  14. Coby
    Coby at |

    You’ve discovered married segment availability. Something UA (and other airlines) have done for years.

    You can often find the same type of result on ITA when searching for Delta flights, but Delta’s site is smart enough to not allow use of the multi-city function to break up married segments.

    As mgcsinc mentions, UA is not intending to offer the lower fares in this market – it’s only the fact that their site isn’t coded to prevent breaking the married segment logic that allows you to price these cheaper fares. Enjoy it while it lasts.

  15. Nick
    Nick at |

    It looks like UA has caught the same enthusiasm for married segment pricing that LH has. Maybe they’re using the same pricing algorithms?

    I’m sure someone at UA is being praised for raising yield by exploiting apparent passenger tolerance for paying more for more demanded trips, even if the individual legs they’re composed of are between low yield city pairs.

  16. Erik
    Erik at |

    I don’t think this behavior is unique to United. Over the last decade I was booking business class revenue tickets to Europe and Asia for work. I was always under pressure to meet budgetary parameters and was frustrated by the inability of the corporate travel agency or their search engine to find the absolute lowest fares when our (jaw-dropping) corporate rates were sold out. When ITA Matrix was released, it became my new best friend, using the exact same multi-city process that you described and then feeding the info to the travel agent. I live in the middle of the country, so another trick I used for international travel is booking 2 separate tickets linked together in the PNR: 1 domestic and 1 international from a large gateway city (JFK, EWR, ORD, LAX, etc.) For example, a domestic non-stop roundtrip to JFK, then a separate international roundtrip ticket for JFK-LHR. If you priced that same trip on AA.com or DL.com as one ticket, it was typically at least $1000 more expensive. I saved so much money using these strategies.

  17. Julian
    Julian at |
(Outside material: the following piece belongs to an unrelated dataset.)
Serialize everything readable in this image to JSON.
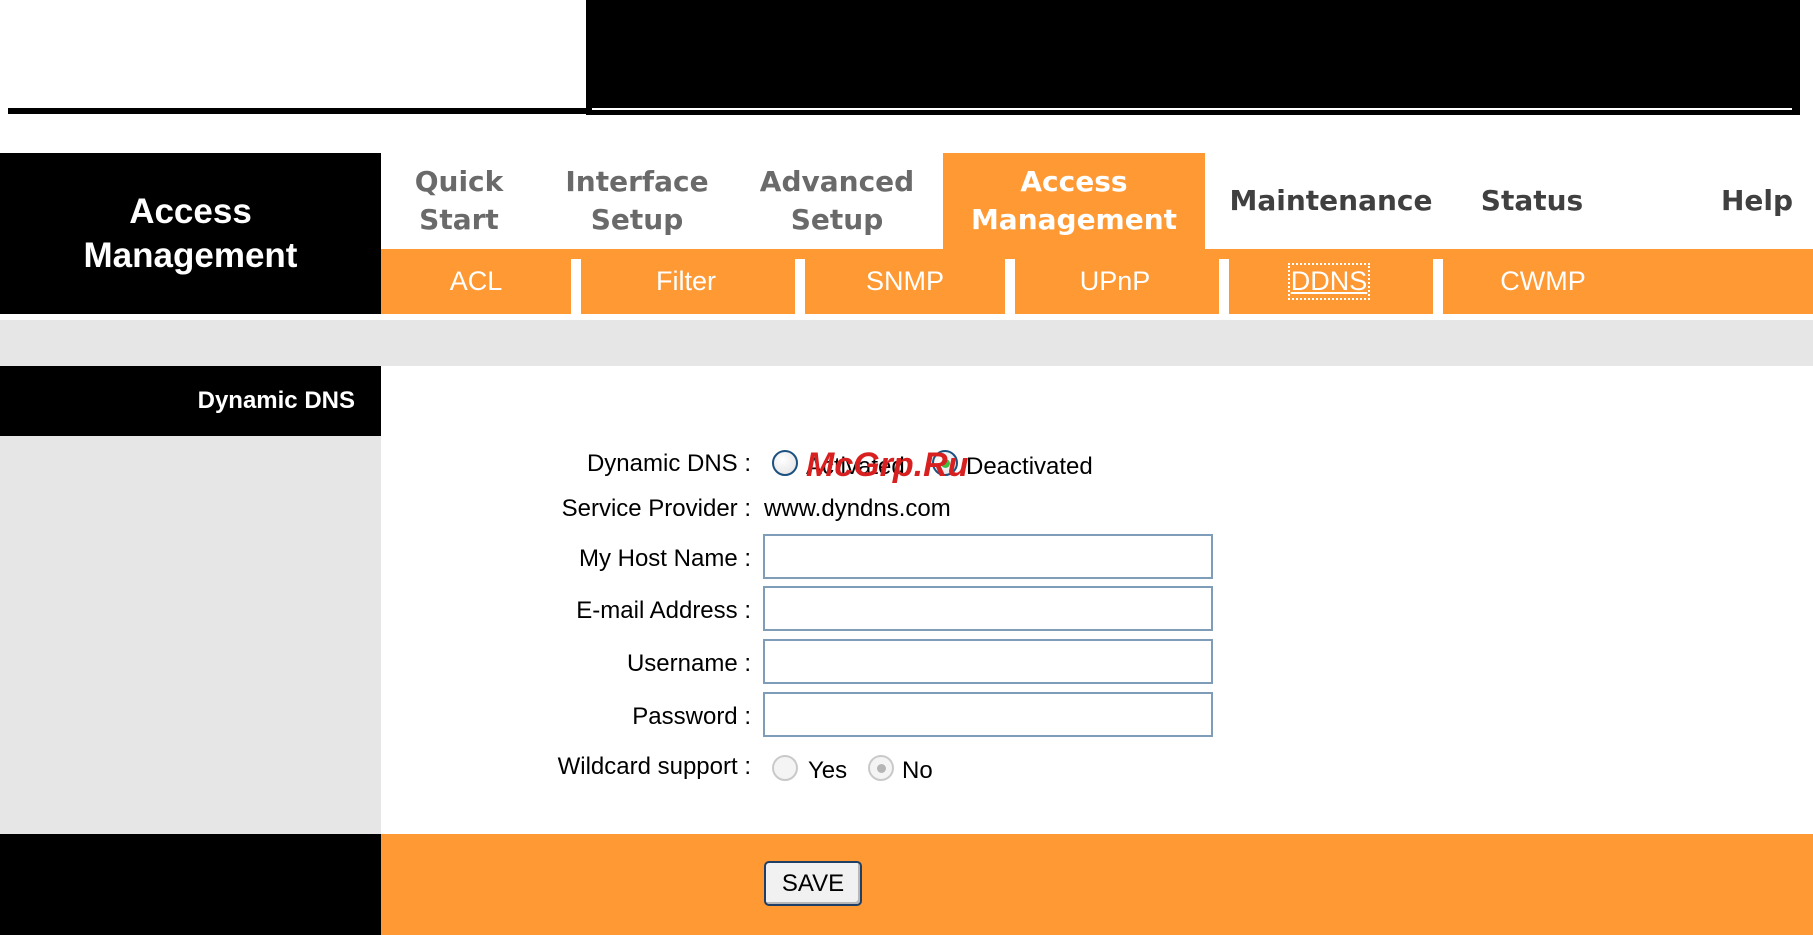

    Seth, this has existed for a while. It is easy to blame UA for being sneaky, or stupid, etc. Another, more favorable explanation is that the price could be $640 (the higher) no matter how to do the search, but if you do it in the more complicated way (spend more time, effort, learning, etc), you get a discount. This is akin to using a coupon, and it is a clever way to extract more sales, without lowering the price for everyone. It’s called 3rd degree price discrimination. Of course, i might be giving United too much credit, but it is something else to consider before bashing them too much.

  18. Changes to MileagePlus Award and Upgrade Policies - Eff. 3 Feb. 2014 - Page 171 - FlyerTalk Forums

    […] excellent "United’s best fare: Only if you ask VERY nicely" proves .bomb's twisted logic. It's unfortunate their goal of 10cpm will disenfranchise the […]

  19. Bill
    Bill at |

    Is this just another version of the hidden city trick?

  20. Holy Hidden Fares Batman (aka UA Rip-Offs 101) - FlyerTalk Forums

    […] Dirty Tricks, UA Style Quote: […]